And so, more than two decades after the JSF program got off the ground, the jet is making its awaited debuts at RIAT and Farnborough, the most hotly anticipated stops on the summer air show circuit.
Right now, there’s a “bushel of uncertainties around the UK and other European states” for 2016 through 2018, Byron Callan, an analyst with Capital Alpha Partners, wrote in a recent note to investors, alluding to Brexit and other macroeconomic issues in Europe.
“We don’t have high conviction that investors will come away from Farnborough incrementally more positive on defense,” Callan wrote.
Still, the Ministry of Defence appears to have taken steps to soften Brexit’s blow. Philip Dunne, the U.K.’s defense procurement minister, told the Wall Street Journal Friday that the government purchased currency hedges to protect its arms imports from market volatility.
Yet that F-35 feel-good feeling was alive and well Thursday at the Royal International Air Tattoo, a military airshow at RAF Fairford in central England. Lockheed Martin gave out silver F-35 pins, stickers and posters, all draped in the Union Jack.
Company executives and U.S. and international military officials touted progress the program has made in recent months, including a mock-deployment by a U.S. fighter squadron expected to be deemed battle-ready later this year.

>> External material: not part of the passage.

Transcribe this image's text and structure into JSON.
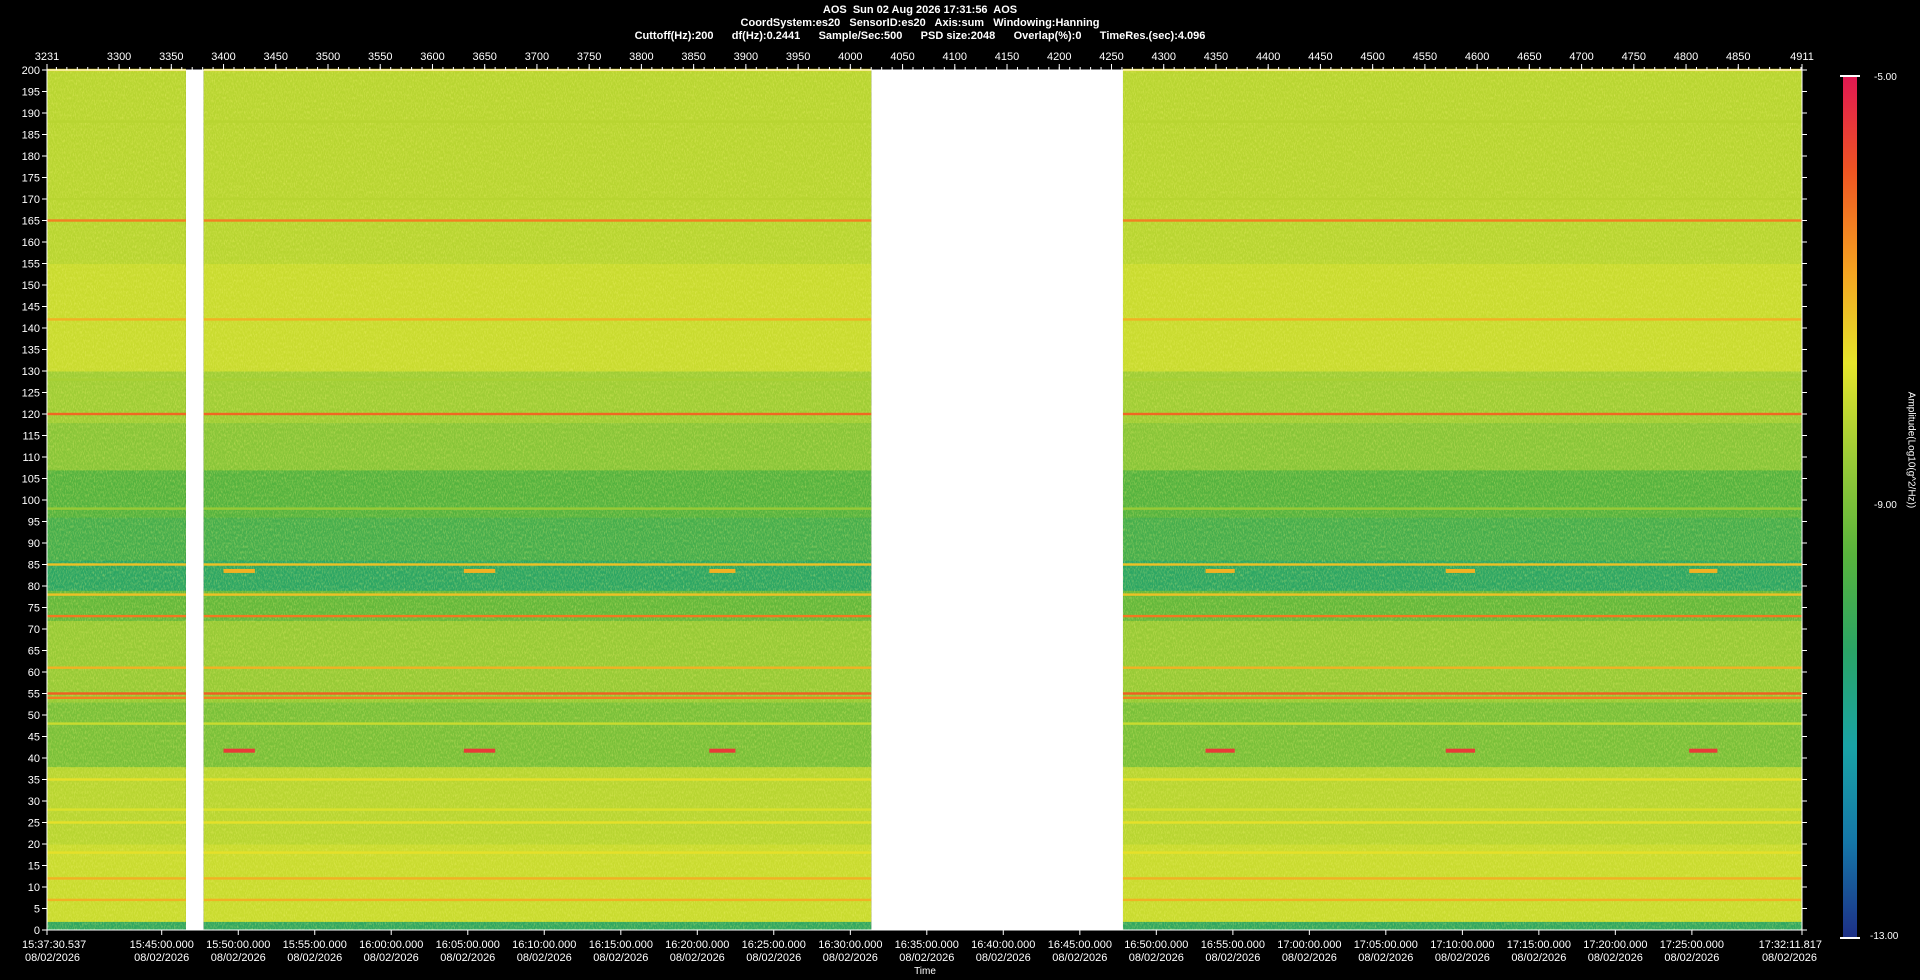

The F-35 was supposed to have its big U.K. debut in 2014, but an engine fire on a jet in the U.S. grounded the entire fleet. Now its arrival in Europe could help build more momentum for the project, Lockheed’s Babione said.
“This is a great opportunity for [the U.S. Marine Corps] to show the world what the F-35B can do,” he said.
People seeing the jump jet maneuver while hovering typically respond like this: “[A]irplanes aren’t supposed to be able to do that,” he said.
“Whether or not that translates into other sales, I don’t know,” Babione said. “I would speculate that other countries that see what the F-35B can do and they need that unique capability to work off of shorter runways, where they don’t have aircraft carriers and so they use smaller ships, I think that’s a real possibility.”
But that outlook could be a bit bullish.
“We expect an update on progress of the program to be positive, but we are not expecting incremental customers/prospects to emerge,” Callan wrote.
While the air tattoo features more flying than meetings, Farnborough, like most air shows, will likely spur more commercial aircraft sales than military.
There’s potential for the U.K. to announce buys of Boeing P-8 submarine-hunting planes and AH-64 Apache attack helicopters, Jim McAleese, who runs the Virginia-based McAleese and Associates consulting firm, wrote in a recent note to investors. Collectively, the deals could be worth more than $6 billion.
Some commercial deals could have defense implications. Boeing is expected to announce a $4 billion deal with Russia-based Volga-Dnepr for 10 cargo jetliners, which would extend production of the 747. Matters because the end of 747 production has been in sight as the Pentagon buys a new Air Force One, which will be based on the iconic jetliner.
Even though fewer sales are expected, numerous senior Pentagon, State and Commerce officials are expected to lead the U.S. delegation. Among them are Commerce Secretary Penny Pritzker, Deputy Defense Secretary Robert Work, Pentagon acquisition chief Frank Kendall, Gen. David Goldfein, the new U.S. Air Force Chief of Staff, and Amb. Tina Kaidanow, principal deputy assistant secretary of state for political-military affairs. Several other high-ranking generals are expected to participate as well.
The high-level delegation follows through on a pledge by Kendall in 2015 to step up participation at these types of arms shows.
“The Department is ready to leverage our network of more than 200 embassies and consulates in support of U.S. industry, and the PM Bureau is actively engaged in a manner that furthers our broader mission of strengthening allies and partners globally,” Kaidanow said in a statement.